When it came to hair devices, there were plenty of hair-restorative machines on the show floor as well as updated classic appliances, including Croc’s Premium K Dryer, due in August, which features a temperature-regulating system to avoid overheating. Another offering was a unique four-in-one hair implement from Nicka K New York, which offers a variety of styles with interchangeable wands. Salon hair tool brand ISO Professional showcased its MP3 hair straighter, which holds up to 1 gigabyte of music to make styling hair more entertaining. Devices were even billed for cosmetics application, including South Korean brand IQueen, whose vibrating makeup device is meant to help foundations and face powders spread more evenly on the skin.

Opening the event on Sunday morning was Arianna Huffington, who gave a keynote speech on “fearless leadership.”

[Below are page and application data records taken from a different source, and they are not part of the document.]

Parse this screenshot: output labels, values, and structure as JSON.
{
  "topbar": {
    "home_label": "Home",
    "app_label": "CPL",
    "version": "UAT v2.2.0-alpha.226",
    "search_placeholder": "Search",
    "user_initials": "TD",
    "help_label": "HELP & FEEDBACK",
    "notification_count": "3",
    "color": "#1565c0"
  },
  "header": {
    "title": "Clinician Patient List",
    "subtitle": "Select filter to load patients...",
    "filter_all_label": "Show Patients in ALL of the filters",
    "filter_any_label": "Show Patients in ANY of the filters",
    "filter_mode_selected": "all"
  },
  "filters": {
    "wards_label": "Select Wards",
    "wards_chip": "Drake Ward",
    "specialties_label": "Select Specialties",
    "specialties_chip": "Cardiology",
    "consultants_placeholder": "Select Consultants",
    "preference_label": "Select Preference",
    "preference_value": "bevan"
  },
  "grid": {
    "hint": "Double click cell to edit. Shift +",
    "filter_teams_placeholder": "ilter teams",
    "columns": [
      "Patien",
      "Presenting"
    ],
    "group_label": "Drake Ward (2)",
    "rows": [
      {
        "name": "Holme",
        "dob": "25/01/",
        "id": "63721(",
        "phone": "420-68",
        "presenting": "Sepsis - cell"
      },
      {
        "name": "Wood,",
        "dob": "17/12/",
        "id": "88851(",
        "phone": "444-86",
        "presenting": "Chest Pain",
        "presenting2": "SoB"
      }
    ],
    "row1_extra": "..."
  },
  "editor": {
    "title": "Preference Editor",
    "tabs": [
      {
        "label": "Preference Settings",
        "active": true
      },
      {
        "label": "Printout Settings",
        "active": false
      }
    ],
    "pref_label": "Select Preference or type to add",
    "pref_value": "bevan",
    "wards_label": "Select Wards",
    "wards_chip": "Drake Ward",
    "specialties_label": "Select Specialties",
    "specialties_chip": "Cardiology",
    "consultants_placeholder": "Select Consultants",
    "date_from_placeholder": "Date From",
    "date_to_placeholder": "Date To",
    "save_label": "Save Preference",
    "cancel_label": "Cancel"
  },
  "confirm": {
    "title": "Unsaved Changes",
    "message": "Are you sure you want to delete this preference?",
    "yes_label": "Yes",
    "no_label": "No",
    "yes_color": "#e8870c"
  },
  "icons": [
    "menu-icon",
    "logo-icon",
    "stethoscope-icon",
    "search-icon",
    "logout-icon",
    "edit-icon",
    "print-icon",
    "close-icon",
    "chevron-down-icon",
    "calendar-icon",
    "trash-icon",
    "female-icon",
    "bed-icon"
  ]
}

She shared the story of her publishing career, which only took off after being rejected by 36 publishers and weathering negative reviews and failed relationships. “Failure is not the opposite of success, it is a stepping stone to success,” she said, adding that women tend to internalize stress more than men. “Keep plowing through when things get tough. Learn to see what is around the corner.”